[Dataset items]
————————

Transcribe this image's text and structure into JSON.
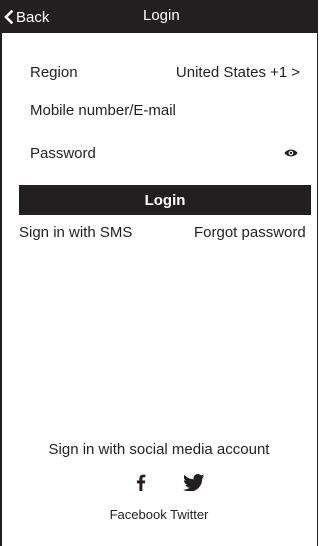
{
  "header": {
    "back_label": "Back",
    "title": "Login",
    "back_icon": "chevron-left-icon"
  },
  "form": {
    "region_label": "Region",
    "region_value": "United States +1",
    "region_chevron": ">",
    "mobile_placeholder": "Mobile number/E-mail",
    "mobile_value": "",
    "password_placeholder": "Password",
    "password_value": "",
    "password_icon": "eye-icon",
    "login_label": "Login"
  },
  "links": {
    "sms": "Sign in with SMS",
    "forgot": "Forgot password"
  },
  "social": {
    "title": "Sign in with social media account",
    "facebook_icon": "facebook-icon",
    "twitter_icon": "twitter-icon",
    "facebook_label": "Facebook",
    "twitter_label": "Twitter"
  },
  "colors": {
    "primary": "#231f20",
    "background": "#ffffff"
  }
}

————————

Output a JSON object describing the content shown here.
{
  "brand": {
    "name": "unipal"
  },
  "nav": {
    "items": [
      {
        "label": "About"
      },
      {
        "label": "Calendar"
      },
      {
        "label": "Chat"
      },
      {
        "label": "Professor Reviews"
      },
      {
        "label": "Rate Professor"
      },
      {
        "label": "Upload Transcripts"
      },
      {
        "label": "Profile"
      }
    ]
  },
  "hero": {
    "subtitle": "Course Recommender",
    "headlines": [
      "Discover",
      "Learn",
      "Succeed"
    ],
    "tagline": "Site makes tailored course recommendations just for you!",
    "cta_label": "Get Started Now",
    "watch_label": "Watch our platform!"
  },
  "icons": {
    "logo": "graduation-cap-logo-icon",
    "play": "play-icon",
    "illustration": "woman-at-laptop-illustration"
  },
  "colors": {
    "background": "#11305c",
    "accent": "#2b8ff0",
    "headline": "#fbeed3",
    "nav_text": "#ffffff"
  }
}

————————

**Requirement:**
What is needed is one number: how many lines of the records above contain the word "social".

**Response to this exercise:**
2